Conference organizer Stephen Jonas had made some really helpful suggestions when we had reviewed it together a few weeks before. He suggested that I place more focus more on how I had managed to collect such detailed data about my eating and use my visualizations the centerpiece of the talk. I did use weight loss and maintenance to motivate why I was interested in this area, but I think the final talk flowed much better after implementing Steven’s suggestions.
All of the QS Labs people I met at the conference were just amazing. It was fantastic to meet Steven in person and also Ernesto Ramirez, who I had talked to for a QS Labs podcast recently, and of course Gary Wolf, who gave the first talk I ever saw on the topic of quantified self. I was really impressed with Gary’s thoughtful questions for conference participants as the days went on. Gary, Ernesto and Steven clearly have a passion for the technologies, approaches, and personal learning that embody the quantified self movement.
Backstage, I told Gary the story about how I had seen his TED talk from summer 2010 which helped inspire me to purchase my BodyMedia FIT activity monitor in December 2010. Over the next few years, I focused on collecting my own data through my pregnancy and post baby weight loss and transitioning into maintenance.

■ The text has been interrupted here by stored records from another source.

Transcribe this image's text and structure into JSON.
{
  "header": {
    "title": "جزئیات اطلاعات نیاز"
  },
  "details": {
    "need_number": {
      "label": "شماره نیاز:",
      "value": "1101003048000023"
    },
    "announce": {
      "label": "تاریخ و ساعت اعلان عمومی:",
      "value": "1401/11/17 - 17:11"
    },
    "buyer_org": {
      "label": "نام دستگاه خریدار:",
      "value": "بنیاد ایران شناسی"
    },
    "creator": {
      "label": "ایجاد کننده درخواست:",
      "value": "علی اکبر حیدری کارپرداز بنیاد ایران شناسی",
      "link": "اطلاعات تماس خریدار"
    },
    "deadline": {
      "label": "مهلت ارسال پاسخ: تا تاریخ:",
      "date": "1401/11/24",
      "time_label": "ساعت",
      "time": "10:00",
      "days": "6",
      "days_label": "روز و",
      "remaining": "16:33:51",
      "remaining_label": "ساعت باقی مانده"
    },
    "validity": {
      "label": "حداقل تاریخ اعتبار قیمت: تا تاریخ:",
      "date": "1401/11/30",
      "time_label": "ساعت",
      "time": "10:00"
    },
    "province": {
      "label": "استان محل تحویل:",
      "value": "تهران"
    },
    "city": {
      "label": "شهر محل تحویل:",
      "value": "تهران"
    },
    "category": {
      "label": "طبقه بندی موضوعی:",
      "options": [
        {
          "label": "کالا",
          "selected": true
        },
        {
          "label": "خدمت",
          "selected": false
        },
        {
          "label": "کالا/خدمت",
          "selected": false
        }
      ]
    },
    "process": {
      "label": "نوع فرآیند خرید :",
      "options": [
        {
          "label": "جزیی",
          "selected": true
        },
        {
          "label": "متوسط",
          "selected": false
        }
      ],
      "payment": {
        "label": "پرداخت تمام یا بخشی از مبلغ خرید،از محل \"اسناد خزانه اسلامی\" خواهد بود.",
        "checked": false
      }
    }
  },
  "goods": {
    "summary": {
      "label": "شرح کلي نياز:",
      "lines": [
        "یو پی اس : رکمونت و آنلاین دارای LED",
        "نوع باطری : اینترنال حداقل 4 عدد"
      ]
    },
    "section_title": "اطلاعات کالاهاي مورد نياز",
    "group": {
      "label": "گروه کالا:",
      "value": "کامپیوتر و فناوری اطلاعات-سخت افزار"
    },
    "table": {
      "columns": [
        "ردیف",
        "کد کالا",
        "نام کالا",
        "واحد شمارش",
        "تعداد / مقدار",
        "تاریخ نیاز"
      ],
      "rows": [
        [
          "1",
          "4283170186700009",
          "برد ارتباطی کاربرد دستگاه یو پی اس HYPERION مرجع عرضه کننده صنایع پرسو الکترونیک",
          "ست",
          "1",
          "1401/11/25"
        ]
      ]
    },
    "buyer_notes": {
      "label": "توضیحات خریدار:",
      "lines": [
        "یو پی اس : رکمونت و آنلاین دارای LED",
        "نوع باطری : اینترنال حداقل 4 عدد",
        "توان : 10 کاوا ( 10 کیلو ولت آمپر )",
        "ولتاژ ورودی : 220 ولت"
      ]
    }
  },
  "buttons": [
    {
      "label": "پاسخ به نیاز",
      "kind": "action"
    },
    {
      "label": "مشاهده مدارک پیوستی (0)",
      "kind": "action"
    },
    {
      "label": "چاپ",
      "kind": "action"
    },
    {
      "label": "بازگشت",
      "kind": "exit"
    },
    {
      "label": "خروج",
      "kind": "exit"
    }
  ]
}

It was only after I started working through extracting my data for my JMP Discovery project in 2014 that Gary’s QS TED talk resurfaced for me. My dad caught a PBS program that mentioned quantified self, came across the TED talk and showed it to me. As I watched it, I remembered that I had seen it before. Hilariously, my dad was very excited to find out that there were a lot more people than just me obsessing about collecting data on themselves!
I’m going to wrap up this post because the kids and dogs are restless and I need to get ready for my last half day of work before the long holiday weekend! I’ll continue on with the conference posts as time permits.